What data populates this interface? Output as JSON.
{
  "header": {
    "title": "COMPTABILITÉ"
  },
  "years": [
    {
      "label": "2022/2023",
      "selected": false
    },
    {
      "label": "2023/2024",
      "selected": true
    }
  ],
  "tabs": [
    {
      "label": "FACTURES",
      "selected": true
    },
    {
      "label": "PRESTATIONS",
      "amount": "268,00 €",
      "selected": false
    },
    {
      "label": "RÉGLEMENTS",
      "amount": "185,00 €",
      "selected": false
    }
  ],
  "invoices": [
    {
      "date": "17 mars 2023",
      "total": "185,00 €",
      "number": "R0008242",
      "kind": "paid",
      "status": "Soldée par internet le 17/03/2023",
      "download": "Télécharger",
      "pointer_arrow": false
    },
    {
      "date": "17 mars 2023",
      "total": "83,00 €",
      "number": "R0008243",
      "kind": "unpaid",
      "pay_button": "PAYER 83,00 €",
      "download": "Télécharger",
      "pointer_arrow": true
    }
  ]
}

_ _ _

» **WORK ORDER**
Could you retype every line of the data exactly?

» **ANSWER BELOW**
What data populates this interface? Output as JSON.
{
  "header": {
    "title": "COMPTABILITÉ"
  },
  "years": [
    {
      "label": "2022/2023",
      "selected": false
    },
    {
      "label": "2023/2024",
      "selected": true
    }
  ],
  "tabs": [
    {
      "label": "FACTURES",
      "selected": true
    },
    {
      "label": "PRESTATIONS",
      "amount": "268,00 €",
      "selected": false
    },
    {
      "label": "RÉGLEMENTS",
      "amount": "185,00 €",
      "selected": false
    }
  ],
  "invoices": [
    {
      "date": "17 mars 2023",
      "total": "185,00 €",
      "number": "R0008242",
      "kind": "paid",
      "status": "Soldée par internet le 17/03/2023",
      "download": "Télécharger",
      "pointer_arrow": false
    },
    {
      "date": "17 mars 2023",
      "total": "83,00 €",
      "number": "R0008243",
      "kind": "unpaid",
      "pay_button": "PAYER 83,00 €",
      "download": "Télécharger",
      "pointer_arrow": true
    }
  ]
}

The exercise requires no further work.